Problem description
Reproduce each entry below verbatim.

Data extract
BEGIN

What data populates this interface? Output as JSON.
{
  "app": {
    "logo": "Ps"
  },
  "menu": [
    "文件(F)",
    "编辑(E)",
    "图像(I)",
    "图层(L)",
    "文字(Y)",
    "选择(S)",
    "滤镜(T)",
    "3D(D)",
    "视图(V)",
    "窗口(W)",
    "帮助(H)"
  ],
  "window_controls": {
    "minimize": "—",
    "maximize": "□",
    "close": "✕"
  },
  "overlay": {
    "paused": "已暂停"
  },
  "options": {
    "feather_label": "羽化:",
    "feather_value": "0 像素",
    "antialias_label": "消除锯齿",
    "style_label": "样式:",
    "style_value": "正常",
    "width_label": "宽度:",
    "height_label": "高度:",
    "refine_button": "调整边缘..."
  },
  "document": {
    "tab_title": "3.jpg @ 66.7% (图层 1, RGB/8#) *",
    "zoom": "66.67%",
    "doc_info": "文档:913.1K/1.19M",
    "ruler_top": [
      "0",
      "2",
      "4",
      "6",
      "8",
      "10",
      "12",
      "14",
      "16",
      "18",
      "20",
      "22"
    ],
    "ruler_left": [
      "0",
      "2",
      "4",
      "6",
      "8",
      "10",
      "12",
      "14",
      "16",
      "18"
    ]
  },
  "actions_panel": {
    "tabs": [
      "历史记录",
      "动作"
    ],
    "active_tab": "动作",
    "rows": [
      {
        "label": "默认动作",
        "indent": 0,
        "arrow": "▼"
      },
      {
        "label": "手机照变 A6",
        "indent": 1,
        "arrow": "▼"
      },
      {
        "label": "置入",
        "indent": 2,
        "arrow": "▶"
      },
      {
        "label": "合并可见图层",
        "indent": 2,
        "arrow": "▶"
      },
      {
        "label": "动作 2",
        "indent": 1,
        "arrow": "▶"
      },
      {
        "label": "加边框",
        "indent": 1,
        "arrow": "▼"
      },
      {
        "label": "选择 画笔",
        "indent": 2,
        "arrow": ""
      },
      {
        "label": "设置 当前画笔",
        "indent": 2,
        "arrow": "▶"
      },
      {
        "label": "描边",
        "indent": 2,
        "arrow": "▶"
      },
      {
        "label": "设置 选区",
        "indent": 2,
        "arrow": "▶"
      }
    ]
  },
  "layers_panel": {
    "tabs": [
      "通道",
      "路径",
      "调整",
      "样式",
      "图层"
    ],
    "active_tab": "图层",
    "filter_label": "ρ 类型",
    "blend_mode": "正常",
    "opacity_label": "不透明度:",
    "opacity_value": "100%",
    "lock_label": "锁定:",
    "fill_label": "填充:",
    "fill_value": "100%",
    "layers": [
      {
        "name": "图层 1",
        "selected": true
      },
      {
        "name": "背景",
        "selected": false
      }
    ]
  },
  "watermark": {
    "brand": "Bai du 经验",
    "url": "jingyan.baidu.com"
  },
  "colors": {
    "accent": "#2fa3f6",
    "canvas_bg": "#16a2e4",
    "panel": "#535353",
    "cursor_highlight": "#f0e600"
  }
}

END

Result of the exercise
What data populates this interface? Output as JSON.
{
  "app": {
    "logo": "Ps"
  },
  "menu": [
    "文件(F)",
    "编辑(E)",
    "图像(I)",
    "图层(L)",
    "文字(Y)",
    "选择(S)",
    "滤镜(T)",
    "3D(D)",
    "视图(V)",
    "窗口(W)",
    "帮助(H)"
  ],
  "window_controls": {
    "minimize": "—",
    "maximize": "□",
    "close": "✕"
  },
  "overlay": {
    "paused": "已暂停"
  },
  "options": {
    "feather_label": "羽化:",
    "feather_value": "0 像素",
    "antialias_label": "消除锯齿",
    "style_label": "样式:",
    "style_value": "正常",
    "width_label": "宽度:",
    "height_label": "高度:",
    "refine_button": "调整边缘..."
  },
  "document": {
    "tab_title": "3.jpg @ 66.7% (图层 1, RGB/8#) *",
    "zoom": "66.67%",
    "doc_info": "文档:913.1K/1.19M",
    "ruler_top": [
      "0",
      "2",
      "4",
      "6",
      "8",
      "10",
      "12",
      "14",
      "16",
      "18",
      "20",
      "22"
    ],
    "ruler_left": [
      "0",
      "2",
      "4",
      "6",
      "8",
      "10",
      "12",
      "14",
      "16",
      "18"
    ]
  },
  "actions_panel": {
    "tabs": [
      "历史记录",
      "动作"
    ],
    "active_tab": "动作",
    "rows": [
      {
        "label": "默认动作",
        "indent": 0,
        "arrow": "▼"
      },
      {
        "label": "手机照变 A6",
        "indent": 1,
        "arrow": "▼"
      },
      {
        "label": "置入",
        "indent": 2,
        "arrow": "▶"
      },
      {
        "label": "合并可见图层",
        "indent": 2,
        "arrow": "▶"
      },
      {
        "label": "动作 2",
        "indent": 1,
        "arrow": "▶"
      },
      {
        "label": "加边框",
        "indent": 1,
        "arrow": "▼"
      },
      {
        "label": "选择 画笔",
        "indent": 2,
        "arrow": ""
      },
      {
        "label": "设置 当前画笔",
        "indent": 2,
        "arrow": "▶"
      },
      {
        "label": "描边",
        "indent": 2,
        "arrow": "▶"
      },
      {
        "label": "设置 选区",
        "indent": 2,
        "arrow": "▶"
      }
    ]
  },
  "layers_panel": {
    "tabs": [
      "通道",
      "路径",
      "调整",
      "样式",
      "图层"
    ],
    "active_tab": "图层",
    "filter_label": "ρ 类型",
    "blend_mode": "正常",
    "opacity_label": "不透明度:",
    "opacity_value": "100%",
    "lock_label": "锁定:",
    "fill_label": "填充:",
    "fill_value": "100%",
    "layers": [
      {
        "name": "图层 1",
        "selected": true
      },
      {
        "name": "背景",
        "selected": false
      }
    ]
  },
  "watermark": {
    "brand": "Bai du 经验",
    "url": "jingyan.baidu.com"
  },
  "colors": {
    "accent": "#2fa3f6",
    "canvas_bg": "#16a2e4",
    "panel": "#535353",
    "cursor_highlight": "#f0e600"
  }
}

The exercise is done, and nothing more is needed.